→ Exercise goal
If a line of the records contains the string "تاريخ", copy it out.

→ Items from an interface collection
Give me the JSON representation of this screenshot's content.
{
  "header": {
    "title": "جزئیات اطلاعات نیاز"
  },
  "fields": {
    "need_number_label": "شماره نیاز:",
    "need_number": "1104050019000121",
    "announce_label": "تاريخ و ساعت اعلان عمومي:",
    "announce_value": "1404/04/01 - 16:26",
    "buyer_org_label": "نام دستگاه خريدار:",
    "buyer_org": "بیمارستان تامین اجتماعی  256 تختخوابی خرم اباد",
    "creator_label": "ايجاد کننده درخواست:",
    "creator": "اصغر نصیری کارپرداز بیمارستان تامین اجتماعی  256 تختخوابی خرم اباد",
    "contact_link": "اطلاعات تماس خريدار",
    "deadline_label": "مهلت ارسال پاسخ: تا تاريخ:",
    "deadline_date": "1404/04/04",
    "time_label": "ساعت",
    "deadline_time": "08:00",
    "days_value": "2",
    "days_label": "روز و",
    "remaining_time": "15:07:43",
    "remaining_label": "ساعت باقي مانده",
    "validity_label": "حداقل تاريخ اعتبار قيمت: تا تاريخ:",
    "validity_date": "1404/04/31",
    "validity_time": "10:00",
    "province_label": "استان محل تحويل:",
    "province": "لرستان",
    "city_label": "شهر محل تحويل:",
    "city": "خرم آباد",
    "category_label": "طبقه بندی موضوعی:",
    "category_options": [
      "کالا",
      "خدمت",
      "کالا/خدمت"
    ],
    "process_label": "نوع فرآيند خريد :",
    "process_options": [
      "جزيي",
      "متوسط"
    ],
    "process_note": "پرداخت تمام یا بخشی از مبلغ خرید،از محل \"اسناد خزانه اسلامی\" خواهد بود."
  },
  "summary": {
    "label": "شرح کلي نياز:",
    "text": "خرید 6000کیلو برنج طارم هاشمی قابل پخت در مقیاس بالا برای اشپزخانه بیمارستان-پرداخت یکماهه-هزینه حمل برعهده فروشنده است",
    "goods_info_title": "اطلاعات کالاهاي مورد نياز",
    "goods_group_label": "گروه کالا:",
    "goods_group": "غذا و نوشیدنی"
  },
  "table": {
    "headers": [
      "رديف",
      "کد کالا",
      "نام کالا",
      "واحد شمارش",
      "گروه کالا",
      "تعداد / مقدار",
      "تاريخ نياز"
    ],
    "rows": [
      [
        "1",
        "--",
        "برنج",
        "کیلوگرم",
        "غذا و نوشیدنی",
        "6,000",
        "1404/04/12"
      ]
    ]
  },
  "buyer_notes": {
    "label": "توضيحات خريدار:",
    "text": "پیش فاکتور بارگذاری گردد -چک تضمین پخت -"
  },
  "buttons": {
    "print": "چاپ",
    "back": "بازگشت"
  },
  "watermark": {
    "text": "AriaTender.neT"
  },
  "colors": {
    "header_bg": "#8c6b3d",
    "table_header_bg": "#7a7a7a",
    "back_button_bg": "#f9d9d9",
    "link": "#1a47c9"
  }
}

→ Your solution
    "announce_label": "تاريخ و ساعت اعلان عمومي:",
    "deadline_label": "مهلت ارسال پاسخ: تا تاريخ:",
    "validity_label": "حداقل تاريخ اعتبار قيمت: تا تاريخ:",
      "تاريخ نياز"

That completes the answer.